Supplied records ::

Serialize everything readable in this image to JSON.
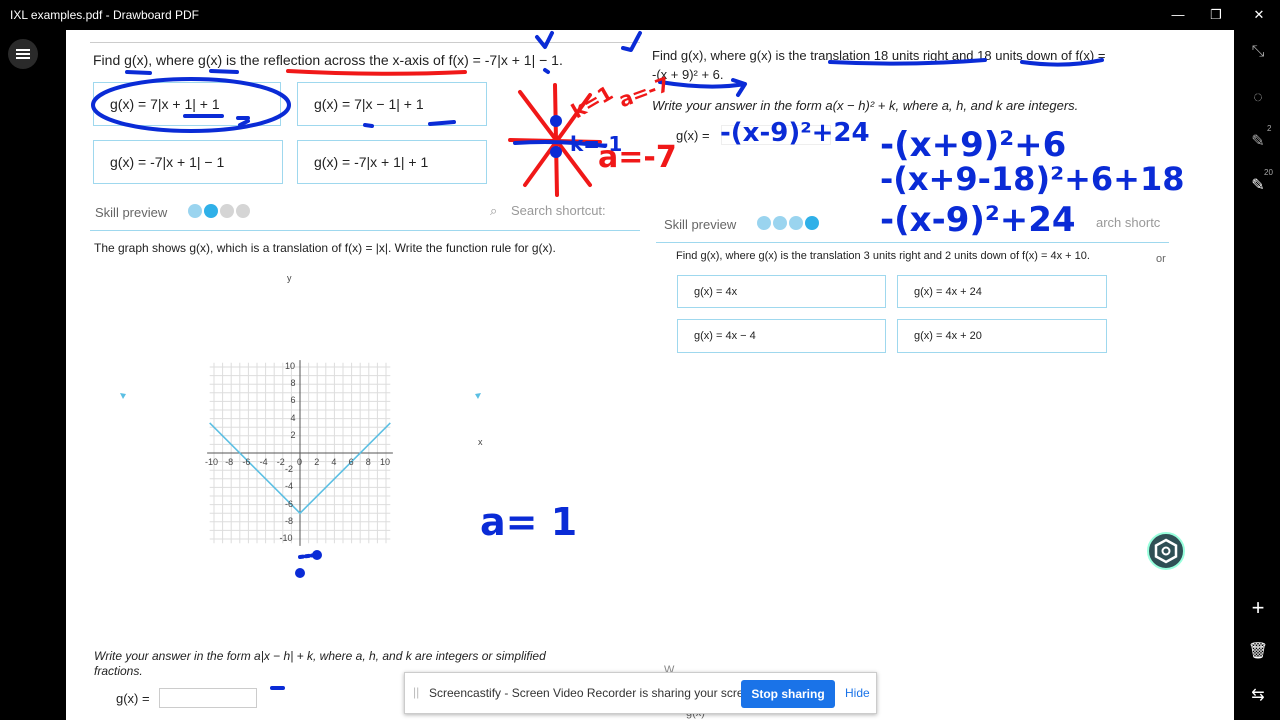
{
  "window": {
    "title": "IXL examples.pdf - Drawboard PDF",
    "minimize": "—",
    "restore": "❐",
    "close": "✕"
  },
  "tools": {
    "pen1_badge": "2",
    "pen2_badge": "20"
  },
  "q1": {
    "prompt": "Find g(x), where g(x) is the reflection across the x-axis of f(x) = -7|x + 1| − 1.",
    "choices": [
      "g(x) = 7|x + 1| + 1",
      "g(x) = 7|x − 1| + 1",
      "g(x) = -7|x + 1| − 1",
      "g(x) = -7|x + 1| + 1"
    ]
  },
  "skill_preview": "Skill preview",
  "search_shortcut": "Search shortcut:",
  "search_partial": "arch shortc",
  "q2": {
    "prompt": "The graph shows g(x), which is a translation of f(x) = |x|. Write the function rule for g(x).",
    "answer_form": "Write your answer in the form a|x − h| + k, where a, h, and k are integers or simplified",
    "answer_form2": "fractions.",
    "input_label": "g(x) ="
  },
  "graph": {
    "x_ticks": [
      "-10",
      "-8",
      "-6",
      "-4",
      "-2",
      "0",
      "2",
      "4",
      "6",
      "8",
      "10"
    ],
    "y_ticks": [
      "10",
      "8",
      "6",
      "4",
      "2",
      "-2",
      "-4",
      "-6",
      "-8",
      "-10"
    ],
    "x_label": "x",
    "y_label": "y"
  },
  "q3": {
    "prompt_line1": "Find g(x), where g(x) is the translation 18 units right and 18 units down of f(x) =",
    "prompt_line2": "-(x + 9)² + 6.",
    "answer_form": "Write your answer in the form a(x − h)² + k, where a, h, and k are integers.",
    "input_label": "g(x) ="
  },
  "q4": {
    "prompt": "Find g(x), where g(x) is the translation 3 units right and 2 units down of f(x) = 4x + 10.",
    "choices": [
      "g(x) = 4x",
      "g(x) = 4x + 24",
      "g(x) = 4x − 4",
      "g(x) = 4x + 20"
    ],
    "trailing": "or"
  },
  "bottom_partial": "g(x) =",
  "bottom_partial2": "W",
  "handwriting": {
    "k_eq_1": "k=1",
    "a_eq_neg7_top": "a=-7",
    "k_eq_neg1": "k=-1",
    "a_eq_neg7": "a=-7",
    "answer": "-(x-9)²+24",
    "step1": "-(x+9)²+6",
    "step2": "-(x+9-18)²+6+18",
    "step3": "-(x-9)²+24",
    "a_eq_1": "a= 1"
  },
  "banner": {
    "message": "Screencastify - Screen Video Recorder is sharing your screen.",
    "stop": "Stop sharing",
    "hide": "Hide"
  },
  "colors": {
    "accent": "#2fb0e8",
    "ink_blue": "#0a2bd6",
    "ink_red": "#f01818",
    "graph_line": "#5bbfe3"
  }
}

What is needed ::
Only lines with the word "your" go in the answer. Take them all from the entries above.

Finished task ::
    "answer_form": "Write your answer in the form a|x − h| + k, where a, h, and k are integers or simplified",
    "answer_form": "Write your answer in the form a(x − h)² + k, where a, h, and k are integers.",
    "message": "Screencastify - Screen Video Recorder is sharing your screen.",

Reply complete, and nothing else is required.